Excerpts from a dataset
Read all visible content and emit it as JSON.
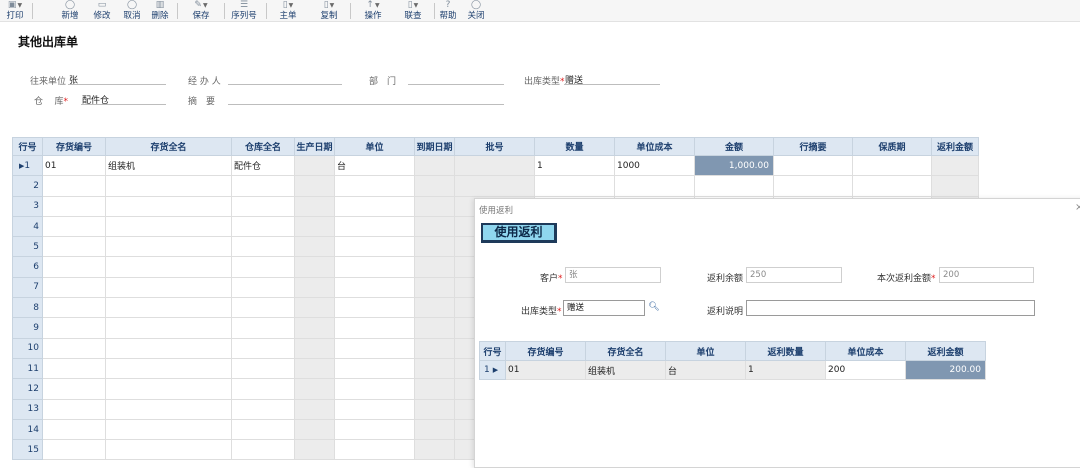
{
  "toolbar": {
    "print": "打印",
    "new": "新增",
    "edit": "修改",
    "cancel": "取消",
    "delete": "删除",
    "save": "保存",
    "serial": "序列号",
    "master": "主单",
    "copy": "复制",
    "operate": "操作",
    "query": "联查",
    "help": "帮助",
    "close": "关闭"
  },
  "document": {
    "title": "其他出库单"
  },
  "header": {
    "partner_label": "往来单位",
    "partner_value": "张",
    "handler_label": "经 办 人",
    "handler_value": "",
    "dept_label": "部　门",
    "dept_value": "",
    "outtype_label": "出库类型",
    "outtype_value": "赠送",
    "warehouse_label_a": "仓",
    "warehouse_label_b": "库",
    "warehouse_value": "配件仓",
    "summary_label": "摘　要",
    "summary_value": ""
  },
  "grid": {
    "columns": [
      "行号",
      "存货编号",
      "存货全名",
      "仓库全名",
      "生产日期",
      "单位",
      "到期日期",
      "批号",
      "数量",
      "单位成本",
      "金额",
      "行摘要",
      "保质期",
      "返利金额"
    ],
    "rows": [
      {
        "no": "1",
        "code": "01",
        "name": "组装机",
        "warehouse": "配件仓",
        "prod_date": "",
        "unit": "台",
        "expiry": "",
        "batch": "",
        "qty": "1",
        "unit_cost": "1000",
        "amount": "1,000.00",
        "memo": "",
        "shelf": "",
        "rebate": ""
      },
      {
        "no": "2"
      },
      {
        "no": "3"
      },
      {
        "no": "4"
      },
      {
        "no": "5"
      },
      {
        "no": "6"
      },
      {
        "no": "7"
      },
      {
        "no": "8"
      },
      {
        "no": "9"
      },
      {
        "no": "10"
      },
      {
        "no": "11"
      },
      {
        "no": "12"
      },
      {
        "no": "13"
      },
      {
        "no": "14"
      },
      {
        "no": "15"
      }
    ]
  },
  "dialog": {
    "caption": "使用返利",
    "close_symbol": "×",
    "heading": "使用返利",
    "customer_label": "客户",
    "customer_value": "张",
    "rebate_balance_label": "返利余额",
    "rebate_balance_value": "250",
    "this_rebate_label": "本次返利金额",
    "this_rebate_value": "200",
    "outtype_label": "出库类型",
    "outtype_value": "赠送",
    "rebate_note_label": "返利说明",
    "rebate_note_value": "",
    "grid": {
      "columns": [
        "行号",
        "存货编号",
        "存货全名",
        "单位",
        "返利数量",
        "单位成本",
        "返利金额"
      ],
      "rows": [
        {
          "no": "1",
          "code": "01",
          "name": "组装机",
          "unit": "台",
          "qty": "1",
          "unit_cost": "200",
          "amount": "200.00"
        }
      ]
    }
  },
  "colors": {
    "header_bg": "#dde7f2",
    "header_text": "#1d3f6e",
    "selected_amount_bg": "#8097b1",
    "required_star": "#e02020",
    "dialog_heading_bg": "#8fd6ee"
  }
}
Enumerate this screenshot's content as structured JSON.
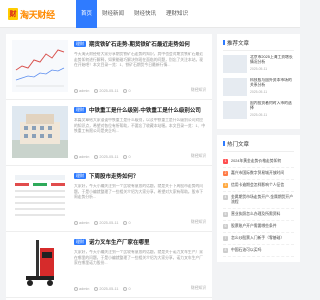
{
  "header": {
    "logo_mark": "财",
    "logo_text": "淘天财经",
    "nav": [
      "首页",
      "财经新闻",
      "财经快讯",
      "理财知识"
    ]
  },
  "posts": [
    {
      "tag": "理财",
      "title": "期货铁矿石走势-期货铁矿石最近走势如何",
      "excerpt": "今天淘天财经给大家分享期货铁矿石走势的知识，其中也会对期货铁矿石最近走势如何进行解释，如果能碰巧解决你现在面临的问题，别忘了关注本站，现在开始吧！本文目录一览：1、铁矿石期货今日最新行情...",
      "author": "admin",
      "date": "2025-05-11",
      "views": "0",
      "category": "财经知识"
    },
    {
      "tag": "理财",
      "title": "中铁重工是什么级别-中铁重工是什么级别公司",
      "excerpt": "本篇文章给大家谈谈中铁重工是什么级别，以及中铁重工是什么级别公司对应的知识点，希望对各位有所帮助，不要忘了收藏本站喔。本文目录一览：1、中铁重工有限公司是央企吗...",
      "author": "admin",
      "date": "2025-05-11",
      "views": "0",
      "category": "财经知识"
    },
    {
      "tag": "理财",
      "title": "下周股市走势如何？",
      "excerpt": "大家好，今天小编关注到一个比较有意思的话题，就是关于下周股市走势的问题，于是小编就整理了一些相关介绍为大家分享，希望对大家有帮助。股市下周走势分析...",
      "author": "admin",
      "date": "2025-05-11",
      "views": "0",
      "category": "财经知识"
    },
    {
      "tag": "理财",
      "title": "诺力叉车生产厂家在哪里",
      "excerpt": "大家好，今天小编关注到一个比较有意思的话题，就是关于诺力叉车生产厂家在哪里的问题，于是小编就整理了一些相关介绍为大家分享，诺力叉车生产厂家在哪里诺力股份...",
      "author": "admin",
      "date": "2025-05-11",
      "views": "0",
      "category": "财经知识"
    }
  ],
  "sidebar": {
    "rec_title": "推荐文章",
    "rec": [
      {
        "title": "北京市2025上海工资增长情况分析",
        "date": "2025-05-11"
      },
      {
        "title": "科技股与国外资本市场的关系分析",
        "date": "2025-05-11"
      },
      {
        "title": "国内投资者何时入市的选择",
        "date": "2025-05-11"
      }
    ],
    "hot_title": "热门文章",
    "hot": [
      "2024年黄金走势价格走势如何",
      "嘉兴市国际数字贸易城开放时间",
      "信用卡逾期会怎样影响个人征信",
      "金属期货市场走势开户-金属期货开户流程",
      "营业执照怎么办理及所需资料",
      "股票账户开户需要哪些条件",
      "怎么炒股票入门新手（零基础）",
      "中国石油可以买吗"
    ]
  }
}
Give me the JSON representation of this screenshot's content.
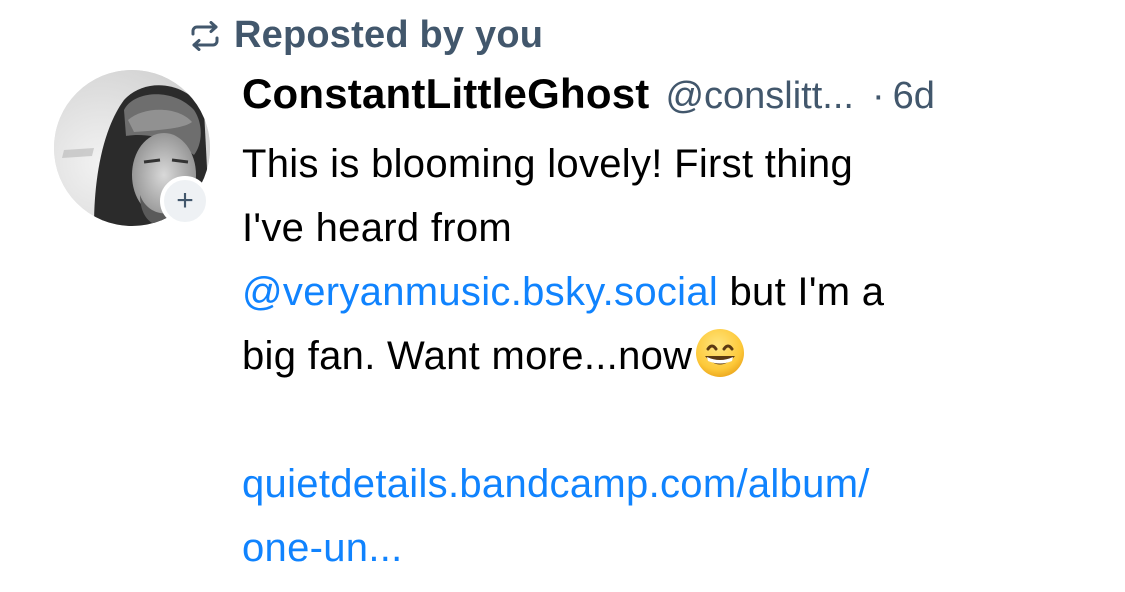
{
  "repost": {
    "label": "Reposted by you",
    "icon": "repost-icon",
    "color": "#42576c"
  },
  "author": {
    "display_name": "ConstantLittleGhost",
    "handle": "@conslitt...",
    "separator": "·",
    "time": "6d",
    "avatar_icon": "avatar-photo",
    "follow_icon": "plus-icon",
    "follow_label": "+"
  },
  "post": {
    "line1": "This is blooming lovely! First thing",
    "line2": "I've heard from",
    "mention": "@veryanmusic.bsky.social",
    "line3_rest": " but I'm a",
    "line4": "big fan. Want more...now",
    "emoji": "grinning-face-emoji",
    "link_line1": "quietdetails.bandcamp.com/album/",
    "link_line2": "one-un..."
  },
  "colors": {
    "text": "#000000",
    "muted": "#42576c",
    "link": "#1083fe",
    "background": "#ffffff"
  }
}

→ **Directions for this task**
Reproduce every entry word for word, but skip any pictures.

→ **Result**
Read all visible content and emit it as JSON.
{
  "toolbar": {
    "print": "打印",
    "new": "新增",
    "edit": "修改",
    "cancel": "取消",
    "delete": "删除",
    "save": "保存",
    "serial": "序列号",
    "master": "主单",
    "copy": "复制",
    "operate": "操作",
    "query": "联查",
    "help": "帮助",
    "close": "关闭"
  },
  "document": {
    "title": "其他出库单"
  },
  "header": {
    "partner_label": "往来单位",
    "partner_value": "张",
    "handler_label": "经 办 人",
    "handler_value": "",
    "dept_label": "部　门",
    "dept_value": "",
    "outtype_label": "出库类型",
    "outtype_value": "赠送",
    "warehouse_label_a": "仓",
    "warehouse_label_b": "库",
    "warehouse_value": "配件仓",
    "summary_label": "摘　要",
    "summary_value": ""
  },
  "grid": {
    "columns": [
      "行号",
      "存货编号",
      "存货全名",
      "仓库全名",
      "生产日期",
      "单位",
      "到期日期",
      "批号",
      "数量",
      "单位成本",
      "金额",
      "行摘要",
      "保质期",
      "返利金额"
    ],
    "rows": [
      {
        "no": "1",
        "code": "01",
        "name": "组装机",
        "warehouse": "配件仓",
        "prod_date": "",
        "unit": "台",
        "expiry": "",
        "batch": "",
        "qty": "1",
        "unit_cost": "1000",
        "amount": "1,000.00",
        "memo": "",
        "shelf": "",
        "rebate": ""
      },
      {
        "no": "2"
      },
      {
        "no": "3"
      },
      {
        "no": "4"
      },
      {
        "no": "5"
      },
      {
        "no": "6"
      },
      {
        "no": "7"
      },
      {
        "no": "8"
      },
      {
        "no": "9"
      },
      {
        "no": "10"
      },
      {
        "no": "11"
      },
      {
        "no": "12"
      },
      {
        "no": "13"
      },
      {
        "no": "14"
      },
      {
        "no": "15"
      }
    ]
  },
  "dialog": {
    "caption": "使用返利",
    "close_symbol": "×",
    "heading": "使用返利",
    "customer_label": "客户",
    "customer_value": "张",
    "rebate_balance_label": "返利余额",
    "rebate_balance_value": "250",
    "this_rebate_label": "本次返利金额",
    "this_rebate_value": "200",
    "outtype_label": "出库类型",
    "outtype_value": "赠送",
    "rebate_note_label": "返利说明",
    "rebate_note_value": "",
    "grid": {
      "columns": [
        "行号",
        "存货编号",
        "存货全名",
        "单位",
        "返利数量",
        "单位成本",
        "返利金额"
      ],
      "rows": [
        {
          "no": "1",
          "code": "01",
          "name": "组装机",
          "unit": "台",
          "qty": "1",
          "unit_cost": "200",
          "amount": "200.00"
        }
      ]
    }
  },
  "colors": {
    "header_bg": "#dde7f2",
    "header_text": "#1d3f6e",
    "selected_amount_bg": "#8097b1",
    "required_star": "#e02020",
    "dialog_heading_bg": "#8fd6ee"
  }
}
Enumerate this screenshot's content as structured JSON.
{
  "header": {
    "logo_mark": "财",
    "logo_text": "淘天财经",
    "nav": [
      "首页",
      "财经新闻",
      "财经快讯",
      "理财知识"
    ]
  },
  "posts": [
    {
      "tag": "理财",
      "title": "期货铁矿石走势-期货铁矿石最近走势如何",
      "excerpt": "今天淘天财经给大家分享期货铁矿石走势的知识，其中也会对期货铁矿石最近走势如何进行解释，如果能碰巧解决你现在面临的问题，别忘了关注本站，现在开始吧！本文目录一览：1、铁矿石期货今日最新行情...",
      "author": "admin",
      "date": "2025-05-11",
      "views": "0",
      "category": "财经知识"
    },
    {
      "tag": "理财",
      "title": "中铁重工是什么级别-中铁重工是什么级别公司",
      "excerpt": "本篇文章给大家谈谈中铁重工是什么级别，以及中铁重工是什么级别公司对应的知识点，希望对各位有所帮助，不要忘了收藏本站喔。本文目录一览：1、中铁重工有限公司是央企吗...",
      "author": "admin",
      "date": "2025-05-11",
      "views": "0",
      "category": "财经知识"
    },
    {
      "tag": "理财",
      "title": "下周股市走势如何？",
      "excerpt": "大家好，今天小编关注到一个比较有意思的话题，就是关于下周股市走势的问题，于是小编就整理了一些相关介绍为大家分享，希望对大家有帮助。股市下周走势分析...",
      "author": "admin",
      "date": "2025-05-11",
      "views": "0",
      "category": "财经知识"
    },
    {
      "tag": "理财",
      "title": "诺力叉车生产厂家在哪里",
      "excerpt": "大家好，今天小编关注到一个比较有意思的话题，就是关于诺力叉车生产厂家在哪里的问题，于是小编就整理了一些相关介绍为大家分享，诺力叉车生产厂家在哪里诺力股份...",
      "author": "admin",
      "date": "2025-05-11",
      "views": "0",
      "category": "财经知识"
    }
  ],
  "sidebar": {
    "rec_title": "推荐文章",
    "rec": [
      {
        "title": "北京市2025上海工资增长情况分析",
        "date": "2025-05-11"
      },
      {
        "title": "科技股与国外资本市场的关系分析",
        "date": "2025-05-11"
      },
      {
        "title": "国内投资者何时入市的选择",
        "date": "2025-05-11"
      }
    ],
    "hot_title": "热门文章",
    "hot": [
      "2024年黄金走势价格走势如何",
      "嘉兴市国际数字贸易城开放时间",
      "信用卡逾期会怎样影响个人征信",
      "金属期货市场走势开户-金属期货开户流程",
      "营业执照怎么办理及所需资料",
      "股票账户开户需要哪些条件",
      "怎么炒股票入门新手（零基础）",
      "中国石油可以买吗"
    ]
  }
}
Give me the JSON representation of this screenshot's content.
{
  "repost": {
    "label": "Reposted by you",
    "icon": "repost-icon",
    "color": "#42576c"
  },
  "author": {
    "display_name": "ConstantLittleGhost",
    "handle": "@conslitt...",
    "separator": "·",
    "time": "6d",
    "avatar_icon": "avatar-photo",
    "follow_icon": "plus-icon",
    "follow_label": "+"
  },
  "post": {
    "line1": "This is blooming lovely! First thing",
    "line2": "I've heard from",
    "mention": "@veryanmusic.bsky.social",
    "line3_rest": " but I'm a",
    "line4": "big fan. Want more...now",
    "emoji": "grinning-face-emoji",
    "link_line1": "quietdetails.bandcamp.com/album/",
    "link_line2": "one-un..."
  },
  "colors": {
    "text": "#000000",
    "muted": "#42576c",
    "link": "#1083fe",
    "background": "#ffffff"
  }
}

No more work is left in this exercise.